_What to work on_:
Every line containing "peering" should be identified and copied from the data below.

_Given data_:
*** Block opens ***

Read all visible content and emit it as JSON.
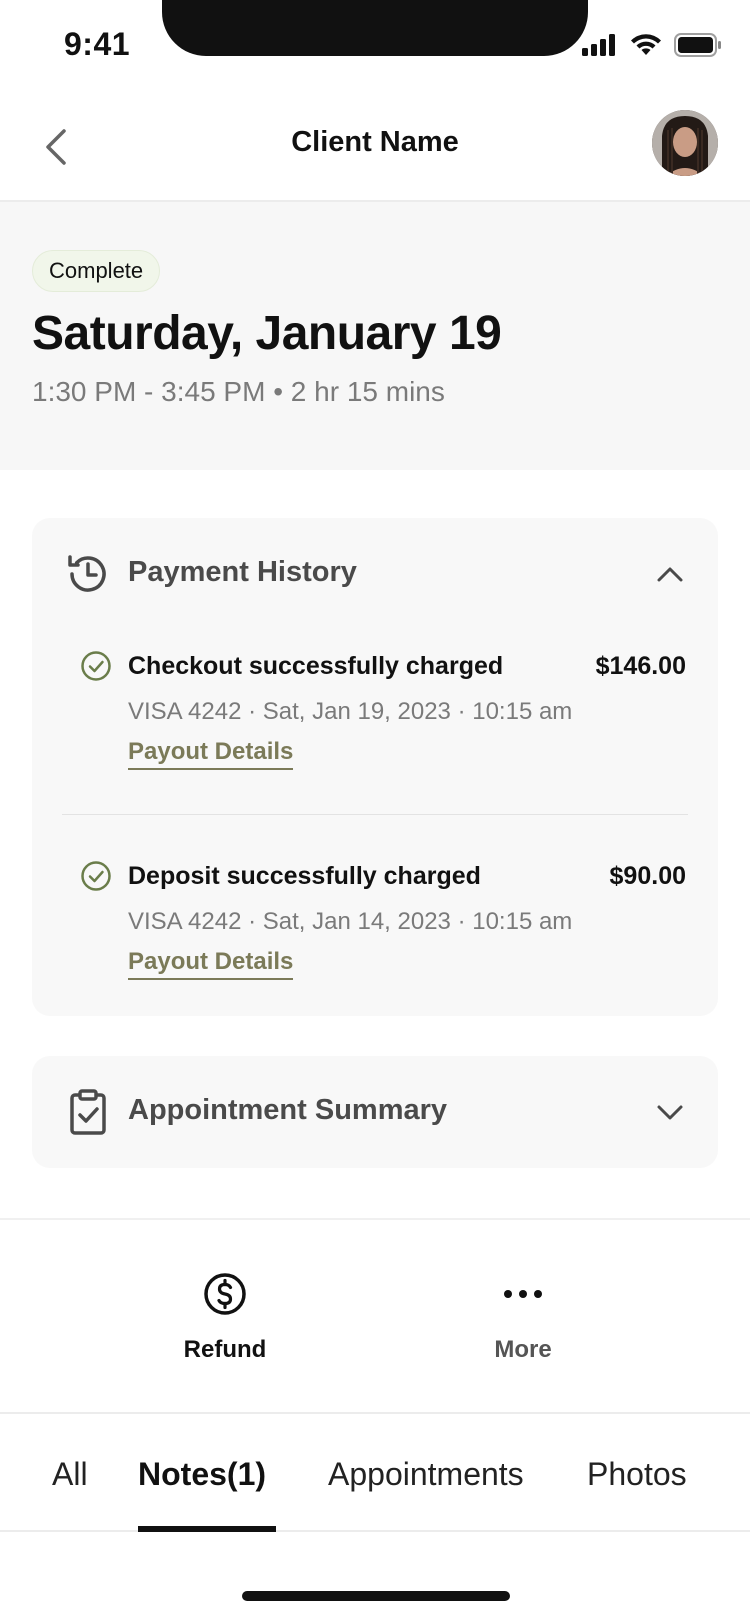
{
  "status_bar": {
    "time": "9:41"
  },
  "header": {
    "title": "Client Name"
  },
  "appointment": {
    "status": "Complete",
    "date": "Saturday, January 19",
    "time_range": "1:30 PM - 3:45 PM • 2 hr 15 mins"
  },
  "payment_history": {
    "title": "Payment History",
    "payments": [
      {
        "title": "Checkout successfully charged",
        "amount": "$146.00",
        "meta": "VISA 4242 · Sat, Jan 19, 2023 · 10:15 am",
        "link": "Payout Details"
      },
      {
        "title": "Deposit successfully charged",
        "amount": "$90.00",
        "meta": "VISA 4242 · Sat, Jan 14, 2023 · 10:15 am",
        "link": "Payout Details"
      }
    ]
  },
  "appointment_summary": {
    "title": "Appointment Summary"
  },
  "actions": {
    "refund": "Refund",
    "more": "More"
  },
  "tabs": {
    "all": "All",
    "notes": "Notes(1)",
    "appointments": "Appointments",
    "photos": "Photos"
  },
  "colors": {
    "accent_olive": "#7b7a58",
    "success_green": "#6a7d4a",
    "badge_bg": "#f1f6ea",
    "muted_text": "#7a7a7a",
    "card_bg": "#f8f8f8"
  },
  "icons": {
    "back": "chevron-left-icon",
    "payment_history": "history-icon",
    "collapse": "chevron-up-icon",
    "check": "check-circle-icon",
    "summary": "clipboard-check-icon",
    "expand": "chevron-down-icon",
    "refund": "dollar-circle-icon",
    "more": "ellipsis-icon"
  }
}
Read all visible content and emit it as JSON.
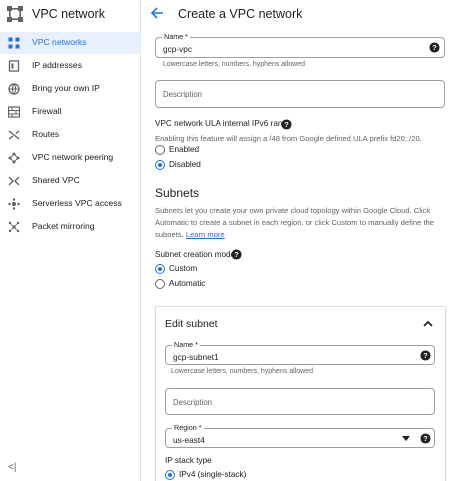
{
  "sidebar": {
    "title": "VPC network",
    "logo_icon": "vpc-network-icon",
    "items": [
      {
        "label": "VPC networks",
        "icon": "vpc-networks-icon",
        "active": true
      },
      {
        "label": "IP addresses",
        "icon": "ip-addresses-icon",
        "active": false
      },
      {
        "label": "Bring your own IP",
        "icon": "byoip-icon",
        "active": false
      },
      {
        "label": "Firewall",
        "icon": "firewall-icon",
        "active": false
      },
      {
        "label": "Routes",
        "icon": "routes-icon",
        "active": false
      },
      {
        "label": "VPC network peering",
        "icon": "peering-icon",
        "active": false
      },
      {
        "label": "Shared VPC",
        "icon": "shared-vpc-icon",
        "active": false
      },
      {
        "label": "Serverless VPC access",
        "icon": "serverless-icon",
        "active": false
      },
      {
        "label": "Packet mirroring",
        "icon": "packet-mirroring-icon",
        "active": false
      }
    ],
    "collapse_label": "<|"
  },
  "header": {
    "title": "Create a VPC network"
  },
  "form": {
    "name_label": "Name *",
    "name_value": "gcp-vpc",
    "name_hint": "Lowercase letters, numbers, hyphens allowed",
    "description_placeholder": "Description",
    "ula_label": "VPC network ULA internal IPv6 range",
    "ula_text": "Enabling this feature will assign a /48 from Google defined ULA prefix fd20::/20.",
    "ula_options": [
      "Enabled",
      "Disabled"
    ],
    "ula_selected": "Disabled"
  },
  "subnets": {
    "heading": "Subnets",
    "text_1": "Subnets let you create your own private cloud topology within Google Cloud. Click",
    "text_2": "Automatic to create a subnet in each region, or click Custom to manually define the",
    "text_3": "subnets.",
    "learn_more": "Learn more",
    "mode_label": "Subnet creation mode",
    "mode_options": [
      "Custom",
      "Automatic"
    ],
    "mode_selected": "Custom"
  },
  "edit_subnet": {
    "title": "Edit subnet",
    "name_label": "Name *",
    "name_value": "gcp-subnet1",
    "name_hint": "Lowercase letters, numbers, hyphens allowed",
    "description_placeholder": "Description",
    "region_label": "Region *",
    "region_value": "us-east4",
    "ip_stack_label": "IP stack type",
    "ip_stack_option": "IPv4 (single-stack)"
  },
  "colors": {
    "accent": "#1a73e8",
    "active_bg": "#e8f0fe",
    "text": "#202124",
    "muted": "#5f6368"
  }
}
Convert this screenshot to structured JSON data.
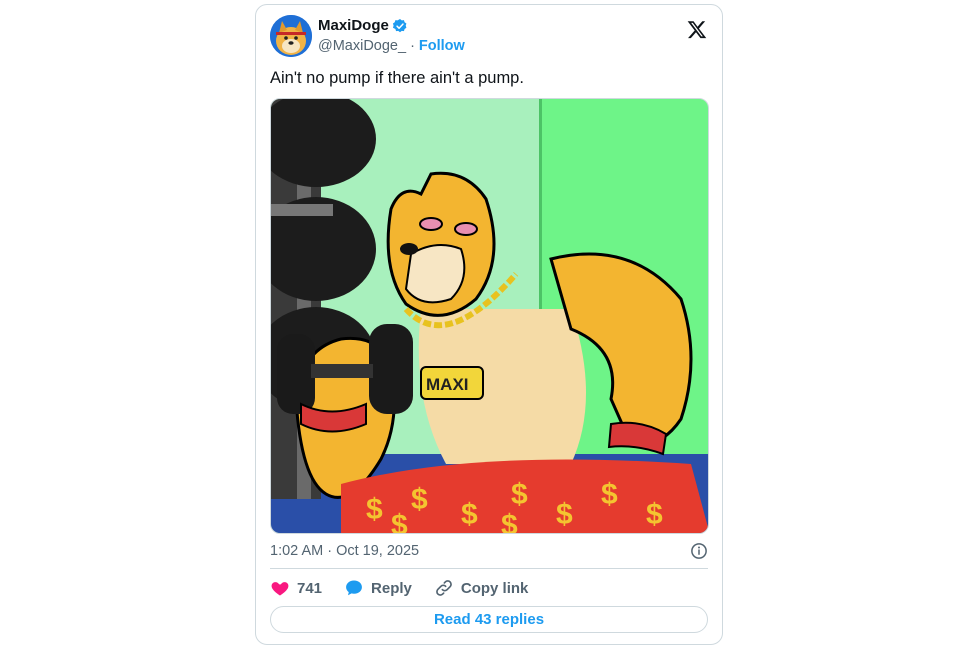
{
  "author": {
    "name": "MaxiDoge",
    "handle": "@MaxiDoge_",
    "separator": "·",
    "follow_label": "Follow",
    "verified": true
  },
  "tweet": {
    "text": "Ain't no pump if there ain't a pump.",
    "media_caption": "MAXI",
    "timestamp": "1:02 AM · Oct 19, 2025"
  },
  "actions": {
    "like_count": "741",
    "reply_label": "Reply",
    "copy_label": "Copy link"
  },
  "read_replies_label": "Read 43 replies",
  "icons": {
    "brand": "x-logo-icon",
    "verified": "verified-badge-icon",
    "info": "info-icon",
    "like": "heart-icon",
    "reply": "speech-bubble-icon",
    "copy": "link-icon"
  },
  "colors": {
    "accent": "#1d9bf0",
    "like": "#f91880",
    "muted": "#536471",
    "border": "#cfd9de"
  }
}
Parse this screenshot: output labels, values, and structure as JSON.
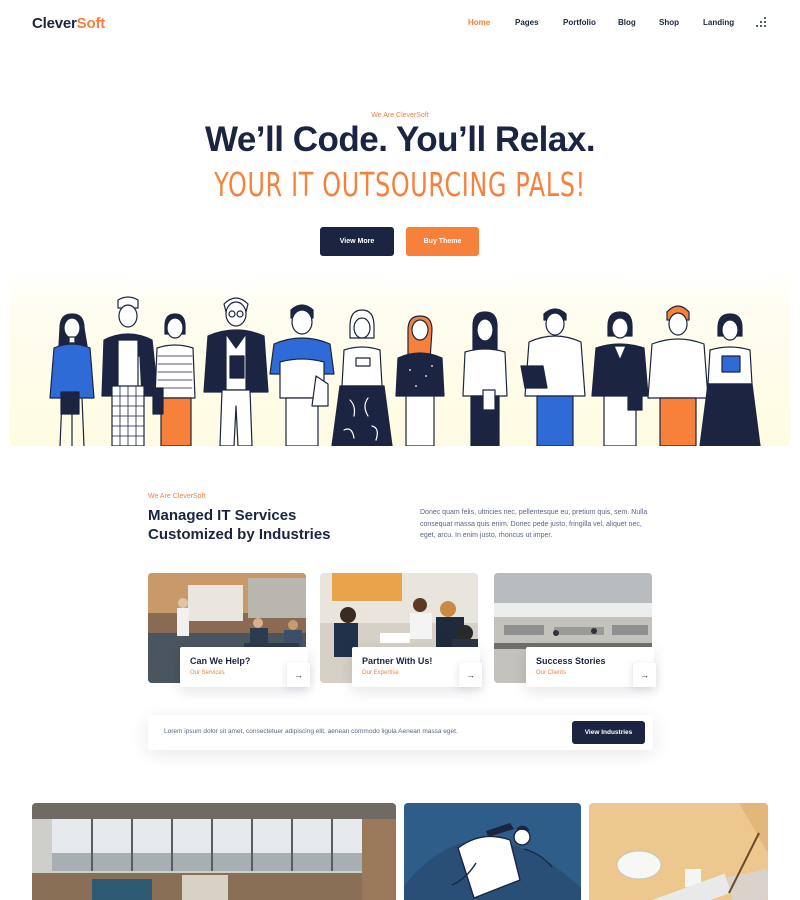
{
  "header": {
    "logo_part1": "Clever",
    "logo_part2": "Soft",
    "nav": [
      "Home",
      "Pages",
      "Portfolio",
      "Blog",
      "Shop",
      "Landing"
    ],
    "active_nav": "Home",
    "menu_icon": "grid-dots-icon"
  },
  "hero": {
    "eyebrow": "We Are CleverSoft",
    "title": "We’ll Code. You’ll Relax.",
    "subtitle": "Your IT Outsourcing Pals!",
    "btn_primary": "View More",
    "btn_secondary": "Buy Theme"
  },
  "services": {
    "eyebrow": "We Are CleverSoft",
    "title_line1": "Managed IT Services",
    "title_line2": "Customized by Industries",
    "description": "Donec quam felis, ultricies nec, pellentesque eu, pretium quis, sem. Nulla consequat massa quis enim. Donec pede justo, fringilla vel, aliquet nec, eget, arcu. In enim justo, rhoncus ut imper.",
    "cards": [
      {
        "title": "Can We Help?",
        "subtitle": "Our Services",
        "arrow": "→"
      },
      {
        "title": "Partner With Us!",
        "subtitle": "Our Expertise",
        "arrow": "→"
      },
      {
        "title": "Success Stories",
        "subtitle": "Our Clients",
        "arrow": "→"
      }
    ]
  },
  "cta": {
    "text": "Lorem ipsum dolor sit amet, consectetuer adipiscing elit, aenean commodo ligula Aenean massa eget.",
    "button": "View Industries"
  },
  "colors": {
    "navy": "#1b2541",
    "orange": "#f7813b",
    "blue": "#2f6bd6",
    "cream": "#fffbe2"
  }
}
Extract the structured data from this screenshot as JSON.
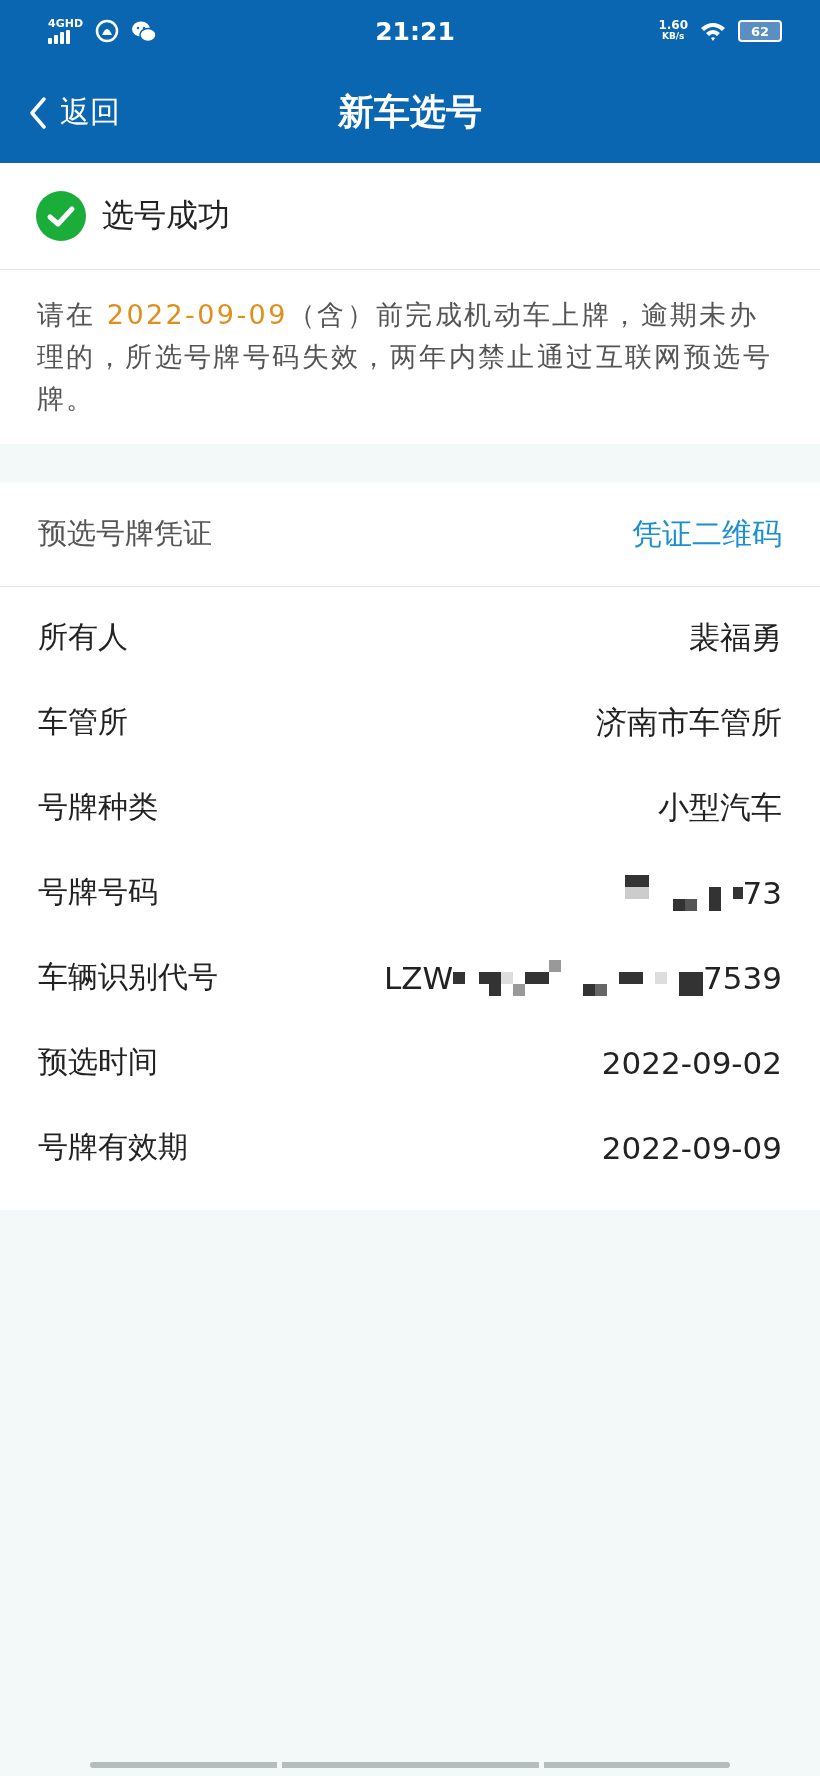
{
  "status_bar": {
    "network": "4GHD",
    "time": "21:21",
    "speed": "1.60",
    "speed_unit": "KB/s",
    "battery": "62"
  },
  "nav": {
    "back": "返回",
    "title": "新车选号"
  },
  "result": {
    "text": "选号成功"
  },
  "notice": {
    "before": "请在 ",
    "highlight": "2022-09-09",
    "after": "（含）前完成机动车上牌，逾期未办理的，所选号牌号码失效，两年内禁止通过互联网预选号牌。"
  },
  "voucher": {
    "title": "预选号牌凭证",
    "link": "凭证二维码"
  },
  "rows": [
    {
      "label": "所有人",
      "kind": "text",
      "value": "裴福勇"
    },
    {
      "label": "车管所",
      "kind": "text",
      "value": "济南市车管所"
    },
    {
      "label": "号牌种类",
      "kind": "text",
      "value": "小型汽车"
    },
    {
      "label": "号牌号码",
      "kind": "masked",
      "prefix": "",
      "suffix": "73"
    },
    {
      "label": "车辆识别代号",
      "kind": "masked",
      "prefix": "LZW",
      "suffix": "7539"
    },
    {
      "label": "预选时间",
      "kind": "text",
      "value": "2022-09-02"
    },
    {
      "label": "号牌有效期",
      "kind": "text",
      "value": "2022-09-09"
    }
  ]
}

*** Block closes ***

_Output of the exercise_:
        "label": "VPC network peering",
        "icon": "peering-icon",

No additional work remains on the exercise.